What to do: Copy each line of the listing that includes "icon".

Information provided:

——

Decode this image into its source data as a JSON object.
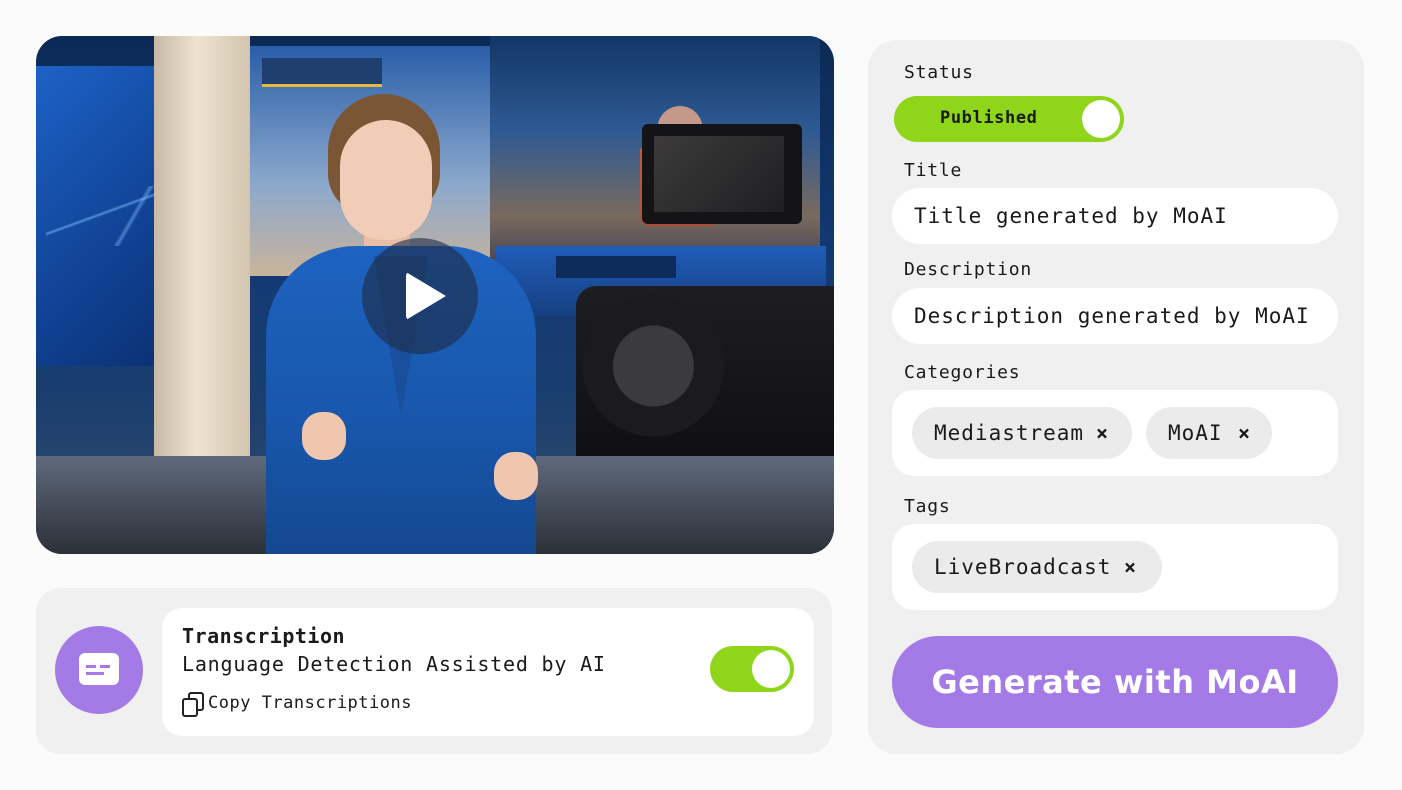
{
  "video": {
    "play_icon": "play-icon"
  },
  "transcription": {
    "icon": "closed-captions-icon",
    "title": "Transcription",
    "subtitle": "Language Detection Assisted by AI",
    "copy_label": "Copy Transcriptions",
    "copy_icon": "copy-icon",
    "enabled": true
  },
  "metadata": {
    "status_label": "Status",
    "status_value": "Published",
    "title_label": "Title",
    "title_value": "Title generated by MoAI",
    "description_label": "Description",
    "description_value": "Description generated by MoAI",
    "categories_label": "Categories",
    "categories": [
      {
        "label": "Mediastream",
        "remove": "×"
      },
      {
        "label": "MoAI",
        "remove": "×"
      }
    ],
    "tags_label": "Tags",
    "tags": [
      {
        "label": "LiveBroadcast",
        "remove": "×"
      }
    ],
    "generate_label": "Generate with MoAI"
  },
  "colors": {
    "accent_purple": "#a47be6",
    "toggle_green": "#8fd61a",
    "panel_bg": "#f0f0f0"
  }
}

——

Task solution:
    "play_icon": "play-icon"
    "icon": "closed-captions-icon",
    "copy_icon": "copy-icon",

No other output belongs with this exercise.